Greece needs a plan B based on quitting the euro
A letter to the editors

Sir, Your editorial exhorting the newly elected Greek government to find ways to work with the troika overlooks the grievous damage that the troika has already wrought on the Greek economy (“Samaras’s challenge”, July 19).

In particular, it glosses over the contribution that troika-imposed hair-shirt fiscal policies, within a euro straight jacket, have made to the 16 per cent decline in Greek gross domestic product over the past three years and to the further 6-7 percent GDP decline now widely forecast for 2012.

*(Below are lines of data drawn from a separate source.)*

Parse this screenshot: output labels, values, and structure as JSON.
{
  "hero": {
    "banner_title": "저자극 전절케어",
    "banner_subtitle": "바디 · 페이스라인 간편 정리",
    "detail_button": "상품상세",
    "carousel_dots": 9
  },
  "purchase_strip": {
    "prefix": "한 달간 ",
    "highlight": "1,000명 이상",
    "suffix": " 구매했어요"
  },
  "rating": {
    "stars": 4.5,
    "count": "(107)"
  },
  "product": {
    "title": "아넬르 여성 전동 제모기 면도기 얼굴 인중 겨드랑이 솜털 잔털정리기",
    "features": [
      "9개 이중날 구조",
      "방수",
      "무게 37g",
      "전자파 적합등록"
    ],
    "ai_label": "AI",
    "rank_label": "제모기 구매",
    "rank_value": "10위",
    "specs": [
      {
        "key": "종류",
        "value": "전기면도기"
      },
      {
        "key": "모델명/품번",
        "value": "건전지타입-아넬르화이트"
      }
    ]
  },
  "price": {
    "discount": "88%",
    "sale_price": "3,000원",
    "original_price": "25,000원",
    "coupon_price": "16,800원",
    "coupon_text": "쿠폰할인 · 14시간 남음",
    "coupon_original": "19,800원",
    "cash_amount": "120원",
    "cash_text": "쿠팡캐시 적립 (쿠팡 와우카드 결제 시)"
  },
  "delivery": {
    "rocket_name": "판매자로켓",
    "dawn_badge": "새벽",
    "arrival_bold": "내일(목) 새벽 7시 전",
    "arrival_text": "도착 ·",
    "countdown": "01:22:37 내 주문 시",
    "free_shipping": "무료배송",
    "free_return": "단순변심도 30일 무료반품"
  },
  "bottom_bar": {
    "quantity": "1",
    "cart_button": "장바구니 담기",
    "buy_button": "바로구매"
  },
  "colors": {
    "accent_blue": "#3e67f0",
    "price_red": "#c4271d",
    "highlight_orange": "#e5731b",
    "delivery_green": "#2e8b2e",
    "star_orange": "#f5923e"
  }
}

"One would have thought that by now we would have learnt how little sense it makes to pursue aggressively pro-cyclical policies in the depths of an economic depression." -Desmond Lachman

One would have thought that by now we would have learnt how little sense it makes to pursue aggressively pro-cyclical policies in the depths of an economic depression. Yet that is precisely what the troika is prescribing for Greece right now. Not only does the troika want Greece to correct the budget slippages due to a deeper than expected economic contraction in the current year, but it also wants Greece to cut public spending by about 5½ percentage points of GDP in 2013 and 2014.

To be sure, Greece has no realistic alternative but to correct its public finance imbalances. However, Greece’s tragic experience over the past two years would suggest that to do so within the euro straitjacket is a sure-fire recipe for a deepening and a prolongation of the economic depression in which the country already finds itself. And experience would also suggest that any such deepening would seriously undermine the very effort of correcting the country’s public finances.

If ever there were the need for a plan B it has to be in Greece. The central element of any plan B for Greece has to be the country’s exit from the euro. For such a move would afford the country with the means to promote its tourism and trade sectors as an offset to the negative effect of fiscal tightening on the country’s level of output and employment.


Desmond Lachman, American Enterprise Institute, Washington, DC, US

Also Visit
AEIdeas Blog The American Magazine
About the Author

 

Desmond
Lachman

What's new on AEI

AEI Election Watch 2014: What will happen and why it matters
image A nation divided by marriage
image Teaching reform
image Socialist party pushing $20 minimum wage defends $13-an-hour job listing
AEI on Facebook
Events Calendar
  • 20
    MON
  • 21
    TUE
  • 22
    WED
  • 23
    THU
  • 24
    FRI
Monday, October 20, 2014 | 2:00 p.m. – 3:30 p.m.
Warfare beneath the waves: The undersea domain in Asia

We welcome you to join us for a panel discussion of the undersea military competition occurring in Asia and what it means for the United States and its allies.

Tuesday, October 21, 2014 | 8:30 a.m. – 10:00 a.m.
AEI Election Watch 2014: What will happen and why it matters

AEI’s Election Watch is back! Please join us for two sessions of the longest-running election program in Washington, DC. 

Wednesday, October 22, 2014 | 1:00 p.m. – 2:30 p.m.
What now for the Common Core?

We welcome you to join us at AEI for a discussion of what’s next for the Common Core.

Thursday, October 23, 2014 | 10:00 a.m. – 11:00 a.m.
Brazil’s presidential election: Real challenges, real choices

Please join AEI for a discussion examining each candidate’s platform and prospects for victory and the impact that a possible shift toward free-market policies in Brazil might have on South America as a whole.

Event Registration is Closed
No events scheduled this day.
No events scheduled this day.
No events scheduled this day.
No events scheduled this day.